PROBLEM STATEMENT: A verbatim copy of the listing is the expected output.

DATASET:
◆ ◆ ◆ ◆ ◆ ◆ ◆

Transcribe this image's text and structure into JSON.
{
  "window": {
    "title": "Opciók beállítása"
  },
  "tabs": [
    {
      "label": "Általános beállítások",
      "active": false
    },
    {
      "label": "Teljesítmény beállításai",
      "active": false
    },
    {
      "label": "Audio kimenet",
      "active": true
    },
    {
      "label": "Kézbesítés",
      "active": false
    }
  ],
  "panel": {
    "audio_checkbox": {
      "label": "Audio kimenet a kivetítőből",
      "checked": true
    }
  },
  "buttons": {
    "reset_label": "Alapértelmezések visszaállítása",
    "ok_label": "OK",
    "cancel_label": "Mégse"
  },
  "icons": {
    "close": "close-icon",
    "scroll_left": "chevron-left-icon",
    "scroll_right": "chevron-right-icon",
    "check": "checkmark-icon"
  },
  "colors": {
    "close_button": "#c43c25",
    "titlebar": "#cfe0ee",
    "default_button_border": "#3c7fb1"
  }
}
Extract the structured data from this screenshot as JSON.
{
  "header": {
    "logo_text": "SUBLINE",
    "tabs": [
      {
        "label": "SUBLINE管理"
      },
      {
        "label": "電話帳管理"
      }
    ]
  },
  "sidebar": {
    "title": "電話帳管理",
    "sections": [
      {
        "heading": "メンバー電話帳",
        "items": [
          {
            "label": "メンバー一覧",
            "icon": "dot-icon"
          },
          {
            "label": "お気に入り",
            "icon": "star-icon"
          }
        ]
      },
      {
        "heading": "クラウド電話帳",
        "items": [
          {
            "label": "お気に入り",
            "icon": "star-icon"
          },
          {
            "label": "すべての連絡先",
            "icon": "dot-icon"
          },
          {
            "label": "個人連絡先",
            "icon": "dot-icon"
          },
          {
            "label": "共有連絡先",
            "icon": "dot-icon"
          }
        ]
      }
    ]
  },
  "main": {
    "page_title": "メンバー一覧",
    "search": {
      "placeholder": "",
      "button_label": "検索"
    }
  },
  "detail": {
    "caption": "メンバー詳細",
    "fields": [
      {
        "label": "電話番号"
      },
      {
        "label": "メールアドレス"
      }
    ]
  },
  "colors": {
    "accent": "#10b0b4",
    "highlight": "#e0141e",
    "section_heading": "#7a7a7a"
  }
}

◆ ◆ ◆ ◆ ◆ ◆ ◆

ANSWER SECTION:
Transcribe this image's text and structure into JSON.
{
  "window": {
    "title": "Opciók beállítása"
  },
  "tabs": [
    {
      "label": "Általános beállítások",
      "active": false
    },
    {
      "label": "Teljesítmény beállításai",
      "active": false
    },
    {
      "label": "Audio kimenet",
      "active": true
    },
    {
      "label": "Kézbesítés",
      "active": false
    }
  ],
  "panel": {
    "audio_checkbox": {
      "label": "Audio kimenet a kivetítőből",
      "checked": true
    }
  },
  "buttons": {
    "reset_label": "Alapértelmezések visszaállítása",
    "ok_label": "OK",
    "cancel_label": "Mégse"
  },
  "icons": {
    "close": "close-icon",
    "scroll_left": "chevron-left-icon",
    "scroll_right": "chevron-right-icon",
    "check": "checkmark-icon"
  },
  "colors": {
    "close_button": "#c43c25",
    "titlebar": "#cfe0ee",
    "default_button_border": "#3c7fb1"
  }
}
Extract the structured data from this screenshot as JSON.
{
  "header": {
    "logo_text": "SUBLINE",
    "tabs": [
      {
        "label": "SUBLINE管理"
      },
      {
        "label": "電話帳管理"
      }
    ]
  },
  "sidebar": {
    "title": "電話帳管理",
    "sections": [
      {
        "heading": "メンバー電話帳",
        "items": [
          {
            "label": "メンバー一覧",
            "icon": "dot-icon"
          },
          {
            "label": "お気に入り",
            "icon": "star-icon"
          }
        ]
      },
      {
        "heading": "クラウド電話帳",
        "items": [
          {
            "label": "お気に入り",
            "icon": "star-icon"
          },
          {
            "label": "すべての連絡先",
            "icon": "dot-icon"
          },
          {
            "label": "個人連絡先",
            "icon": "dot-icon"
          },
          {
            "label": "共有連絡先",
            "icon": "dot-icon"
          }
        ]
      }
    ]
  },
  "main": {
    "page_title": "メンバー一覧",
    "search": {
      "placeholder": "",
      "button_label": "検索"
    }
  },
  "detail": {
    "caption": "メンバー詳細",
    "fields": [
      {
        "label": "電話番号"
      },
      {
        "label": "メールアドレス"
      }
    ]
  },
  "colors": {
    "accent": "#10b0b4",
    "highlight": "#e0141e",
    "section_heading": "#7a7a7a"
  }
}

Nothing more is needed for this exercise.